The Particulars: Previous studies suggest that shared decision-making—an important part of patient-centered care—appears to be associated with improved health outcomes. Little is known, however, about involvement of family members in cancer treatment-related decisions or if such involvement varies by demographic or clinical characteristics.

Data Breakdown: A survey was conducted in more than 5,000 patients with lung or colorectal cancer. Researchers found that married, female, older, and insured patients were more likely to report involving family members in treatment decisions. Family involvement in these decisions was highest among Chinese-speaking Asians (63.5%) and Spanish-speaking Hispanics (56.8%) than among English-speaking Hispanics (48.5%) and Caucasians (48.3%). Overall, the large majority of patients reported some level of family involvement in making treatment decisions.

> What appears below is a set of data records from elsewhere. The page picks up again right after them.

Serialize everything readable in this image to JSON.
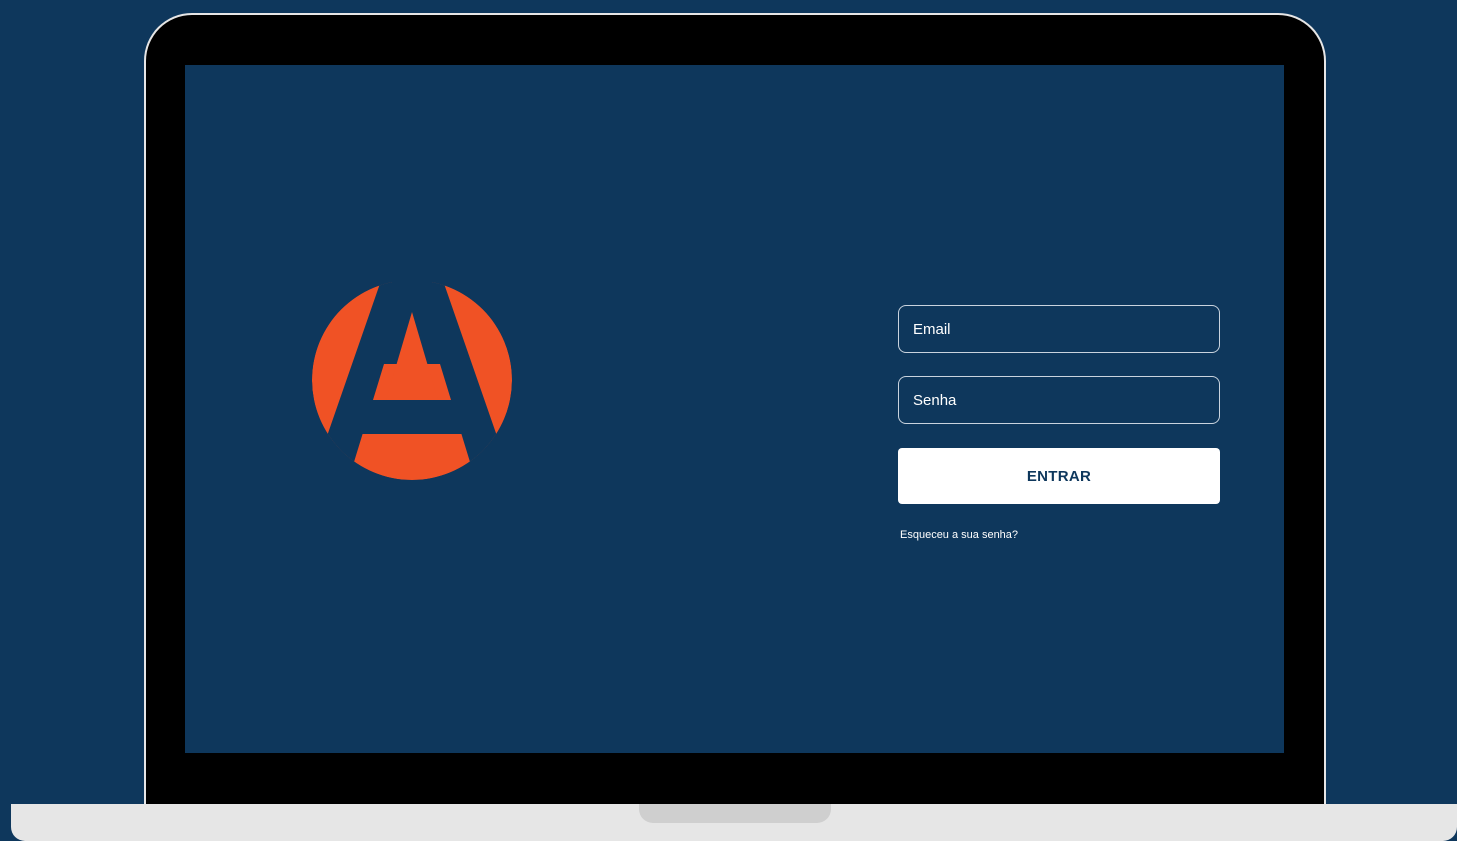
{
  "login": {
    "email_placeholder": "Email",
    "password_placeholder": "Senha",
    "submit_label": "ENTRAR",
    "forgot_password_label": "Esqueceu a sua senha?"
  },
  "logo": {
    "icon": "letter-a-circle-logo"
  },
  "colors": {
    "background": "#0e375c",
    "accent": "#f05225",
    "button_background": "#ffffff",
    "button_text": "#0e375c",
    "laptop_bezel": "#000000",
    "laptop_body": "#e6e6e6"
  }
}
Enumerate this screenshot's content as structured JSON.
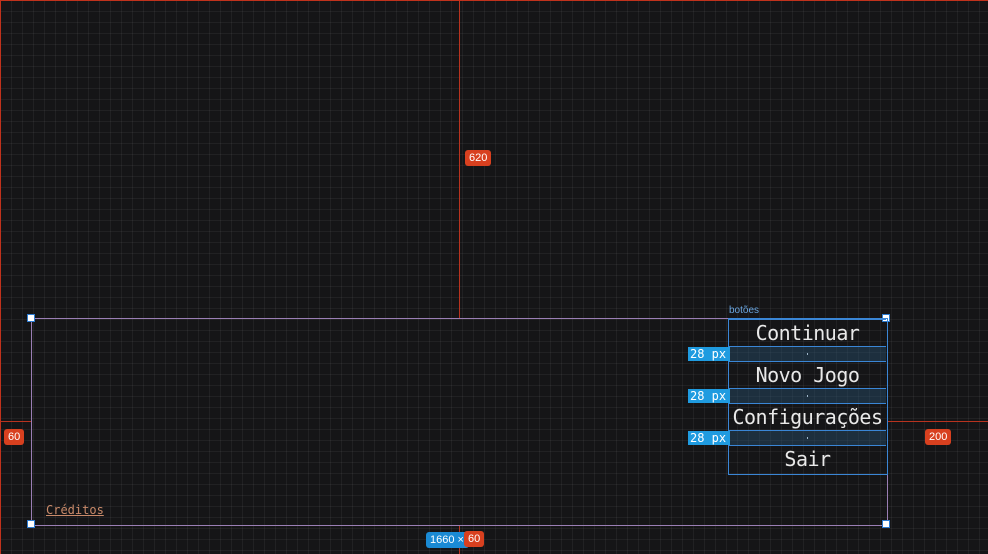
{
  "guides": {
    "top_distance": "620",
    "left_distance": "60",
    "right_distance": "200",
    "bottom_distance": "60"
  },
  "frame": {
    "size_label": "1660 × "
  },
  "menu": {
    "container_label": "botões",
    "buttons": [
      {
        "label": "Continuar"
      },
      {
        "label": "Novo Jogo"
      },
      {
        "label": "Configurações"
      },
      {
        "label": "Sair"
      }
    ],
    "gap_label": "28 px"
  },
  "credits": {
    "label": "Créditos"
  },
  "colors": {
    "background": "#151517",
    "guide": "#b8331f",
    "selection": "#9a7eb5",
    "container_outline": "#3a86d6",
    "badge_red": "#d8401f",
    "badge_blue": "#1a8ad4",
    "credits_text": "#c98a6a"
  }
}
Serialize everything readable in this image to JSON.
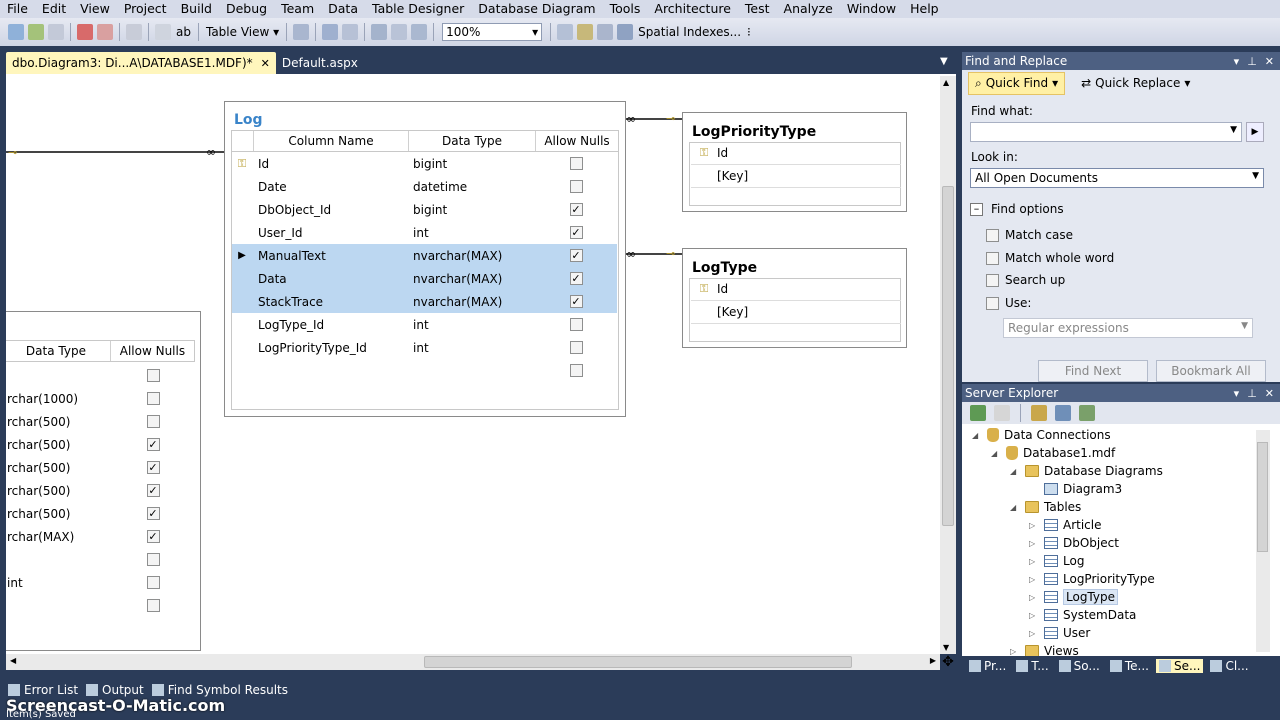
{
  "menu": [
    "File",
    "Edit",
    "View",
    "Project",
    "Build",
    "Debug",
    "Team",
    "Data",
    "Table Designer",
    "Database Diagram",
    "Tools",
    "Architecture",
    "Test",
    "Analyze",
    "Window",
    "Help"
  ],
  "toolbar": {
    "ab": "ab",
    "table_view": "Table View",
    "zoom": "100%",
    "spatial": "Spatial Indexes..."
  },
  "tabs": [
    {
      "label": "dbo.Diagram3: Di...A\\DATABASE1.MDF)*",
      "close": "✕"
    },
    {
      "label": "Default.aspx"
    }
  ],
  "log_table": {
    "title": "Log",
    "headers": [
      "Column Name",
      "Data Type",
      "Allow Nulls"
    ],
    "rows": [
      {
        "name": "Id",
        "type": "bigint",
        "nulls": false,
        "key": true
      },
      {
        "name": "Date",
        "type": "datetime",
        "nulls": false
      },
      {
        "name": "DbObject_Id",
        "type": "bigint",
        "nulls": true
      },
      {
        "name": "User_Id",
        "type": "int",
        "nulls": true
      },
      {
        "name": "ManualText",
        "type": "nvarchar(MAX)",
        "nulls": true,
        "selected": true,
        "current": true
      },
      {
        "name": "Data",
        "type": "nvarchar(MAX)",
        "nulls": true,
        "selected": true
      },
      {
        "name": "StackTrace",
        "type": "nvarchar(MAX)",
        "nulls": true,
        "selected": true
      },
      {
        "name": "LogType_Id",
        "type": "int",
        "nulls": false
      },
      {
        "name": "LogPriorityType_Id",
        "type": "int",
        "nulls": false
      },
      {
        "name": "",
        "type": "",
        "nulls": false
      }
    ]
  },
  "left_table": {
    "headers": [
      "Data Type",
      "Allow Nulls"
    ],
    "rows": [
      {
        "type": "",
        "nulls": false
      },
      {
        "type": "rchar(1000)",
        "nulls": false
      },
      {
        "type": "rchar(500)",
        "nulls": false
      },
      {
        "type": "rchar(500)",
        "nulls": true
      },
      {
        "type": "rchar(500)",
        "nulls": true
      },
      {
        "type": "rchar(500)",
        "nulls": true
      },
      {
        "type": "rchar(500)",
        "nulls": true
      },
      {
        "type": "rchar(MAX)",
        "nulls": true
      },
      {
        "type": "",
        "nulls": false
      },
      {
        "type": "int",
        "nulls": false
      },
      {
        "type": "",
        "nulls": false
      }
    ]
  },
  "logpriority_table": {
    "title": "LogPriorityType",
    "rows": [
      "Id",
      "[Key]"
    ]
  },
  "logtype_table": {
    "title": "LogType",
    "rows": [
      "Id",
      "[Key]"
    ]
  },
  "find_replace": {
    "title": "Find and Replace",
    "quick_find": "Quick Find",
    "quick_replace": "Quick Replace",
    "find_what": "Find what:",
    "look_in": "Look in:",
    "look_in_value": "All Open Documents",
    "find_options": "Find options",
    "options": [
      "Match case",
      "Match whole word",
      "Search up",
      "Use:"
    ],
    "use_value": "Regular expressions",
    "find_next": "Find Next",
    "bookmark_all": "Bookmark All"
  },
  "server_explorer": {
    "title": "Server Explorer",
    "items": [
      {
        "label": "Data Connections",
        "level": 0,
        "icon": "db",
        "arrow": "expanded"
      },
      {
        "label": "Database1.mdf",
        "level": 1,
        "icon": "db",
        "arrow": "expanded"
      },
      {
        "label": "Database Diagrams",
        "level": 2,
        "icon": "folder",
        "arrow": "expanded"
      },
      {
        "label": "Diagram3",
        "level": 3,
        "icon": "diag",
        "arrow": "none"
      },
      {
        "label": "Tables",
        "level": 2,
        "icon": "folder",
        "arrow": "expanded"
      },
      {
        "label": "Article",
        "level": 3,
        "icon": "table",
        "arrow": "collapsed"
      },
      {
        "label": "DbObject",
        "level": 3,
        "icon": "table",
        "arrow": "collapsed"
      },
      {
        "label": "Log",
        "level": 3,
        "icon": "table",
        "arrow": "collapsed"
      },
      {
        "label": "LogPriorityType",
        "level": 3,
        "icon": "table",
        "arrow": "collapsed"
      },
      {
        "label": "LogType",
        "level": 3,
        "icon": "table",
        "arrow": "collapsed",
        "selected": true
      },
      {
        "label": "SystemData",
        "level": 3,
        "icon": "table",
        "arrow": "collapsed"
      },
      {
        "label": "User",
        "level": 3,
        "icon": "table",
        "arrow": "collapsed"
      },
      {
        "label": "Views",
        "level": 2,
        "icon": "folder",
        "arrow": "collapsed"
      }
    ]
  },
  "bottom_right_tabs": [
    "Pr...",
    "T...",
    "So...",
    "Te...",
    "Se...",
    "Cl..."
  ],
  "output_tabs": [
    "Error List",
    "Output",
    "Find Symbol Results"
  ],
  "watermark": "Screencast-O-Matic.com",
  "status": "Item(s) Saved",
  "colors": {
    "selected_row": "#bcd7f1",
    "title_blue": "#3a84c9",
    "chrome": "#2b3c59"
  }
}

Take Home Pearls: Most patients with lung or colorectal cancer appear to involve family members in treatment decisions. Non-English-speaking Hispanics and Asians appear to rely significantly on family involvement. Physicians are recommended to ask about patients’ preference for family involvement.